  1. Lack of safety – In one group I joined, a member turned vicious if she didn’t like your work. Unfortunately, others copied her negative tone. I was once lampooned an entire season for having a prologue. This kind of experience is destructive. Avoid. Writing is exposition of your deepest self. The critiquing environment must be safe and encourage constructive, dissuading destructive participation. There are always positives.
  2. Poor organisation and leadership – There must be agreed and enforced rules for writing groups to be effective and rewarding. For example, for long prose groups, a quorum who attend regularly is critical. Other questions to ask are does your organiser take into account others’ views on potential new members? Are they a good time manager keeping members within their allotment? And are they willing to reign people in if they step out of bounds or remove members who don’t fit in?
  3. Wrong genre – Are you a short story writer but you’re in a long story group? Do you need a group of fellow biographers but you’re in a fiction group? Do you write science fiction but you’re in a romance group and they don’t get concepts such as world building? Make sure you know what you need and search for the appropriate group or you’ll risk feeling alienated and disheartened.
  4. Group mentality – Even in the best of groups, people can get carried away. I recall my group telling me they didn’t care about my main character. Whoa! I got the point, which was valid and important, but I didn’t need to have it repeated for half an hour. You may need to firmly but gently steer your fellow writers back towards their more diplomatic, positive selves.

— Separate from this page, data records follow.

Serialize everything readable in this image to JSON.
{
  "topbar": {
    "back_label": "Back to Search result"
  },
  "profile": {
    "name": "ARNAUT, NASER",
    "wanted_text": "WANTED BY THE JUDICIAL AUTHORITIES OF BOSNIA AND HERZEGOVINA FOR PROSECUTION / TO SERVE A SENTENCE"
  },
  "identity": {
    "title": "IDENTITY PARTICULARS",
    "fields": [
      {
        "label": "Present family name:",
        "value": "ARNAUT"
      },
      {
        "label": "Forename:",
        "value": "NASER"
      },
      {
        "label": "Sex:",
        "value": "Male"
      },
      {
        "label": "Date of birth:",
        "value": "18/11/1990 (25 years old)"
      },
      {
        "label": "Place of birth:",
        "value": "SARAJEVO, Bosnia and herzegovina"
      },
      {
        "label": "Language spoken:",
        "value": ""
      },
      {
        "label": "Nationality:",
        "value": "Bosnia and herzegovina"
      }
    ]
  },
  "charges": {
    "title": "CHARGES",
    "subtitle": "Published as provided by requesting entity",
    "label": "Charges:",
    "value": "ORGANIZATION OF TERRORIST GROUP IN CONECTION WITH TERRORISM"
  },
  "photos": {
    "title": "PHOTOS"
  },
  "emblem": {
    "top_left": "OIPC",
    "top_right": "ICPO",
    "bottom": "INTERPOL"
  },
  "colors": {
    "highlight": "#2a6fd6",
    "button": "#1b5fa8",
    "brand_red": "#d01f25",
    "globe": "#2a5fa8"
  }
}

How to find the right group for you

There are many options, including:

  • Online groups where you trade feedback. These can be genre specific
  • Writer’s centres in your area or state that offer many kinds of groups
  • MeetUp
  • Start your own group, perhaps finding members through your local library, your existing network, at writers’ festivals or even Gumtree.

Trust your judgement. If a group doesn’t feel right, then it’s not for you.

Above all, be open, but also listen to yourself.